“Those are all very real concerns, and is something that The Downtown SF Partnership keeps in mind as a foundational motif — a clean and safe downtown area,” he said.
To that end, 76 percent of its budget goes to maintenance and safety services, with daily cleanings and Community Engagement Ambassadors who “observe, advise and report quality of life issues” throughout the partnership’s coverage area of the Financial District and Jackson Square.
Mayor Breed, who in March won her push for an additional $25 million for police overtime, said in her State of the City speech that the “gap between the officers we need and officers we have is vast” and seemed to understand public safety’s role in downtown’s recovery.
“Public safety isn’t only about taking care of our residents. It’s about taking care of our economy,” she said.
The fact that Breed’s words are also matching the actions owners are seeing from the city for the first time in years is cause for optimism, said Lundell.
Property owners, tenants, government and neighborhood groups have all reached a place where they are ready to work together and create something new downtown, he said.
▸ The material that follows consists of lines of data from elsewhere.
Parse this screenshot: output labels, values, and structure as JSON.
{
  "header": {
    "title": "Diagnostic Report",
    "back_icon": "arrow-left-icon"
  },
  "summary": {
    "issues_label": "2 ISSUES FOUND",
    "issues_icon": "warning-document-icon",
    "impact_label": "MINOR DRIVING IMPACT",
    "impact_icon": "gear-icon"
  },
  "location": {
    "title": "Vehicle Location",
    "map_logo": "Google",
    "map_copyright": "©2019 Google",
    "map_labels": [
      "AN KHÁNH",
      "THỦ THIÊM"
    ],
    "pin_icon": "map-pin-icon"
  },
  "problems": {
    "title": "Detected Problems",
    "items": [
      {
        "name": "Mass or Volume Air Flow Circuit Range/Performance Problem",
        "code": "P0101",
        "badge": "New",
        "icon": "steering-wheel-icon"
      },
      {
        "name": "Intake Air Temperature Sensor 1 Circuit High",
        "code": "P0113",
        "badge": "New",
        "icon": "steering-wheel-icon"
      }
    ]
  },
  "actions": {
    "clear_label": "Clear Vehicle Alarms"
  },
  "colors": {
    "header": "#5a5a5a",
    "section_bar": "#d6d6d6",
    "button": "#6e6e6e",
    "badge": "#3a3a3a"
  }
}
“In the past, I think you always had one or two groups there, and one or two groups missing from that conversation,” said the Grosvenor investment manager. “Now everyone’s like, hey, what can this become? Let’s experiment. Let’s try stuff.”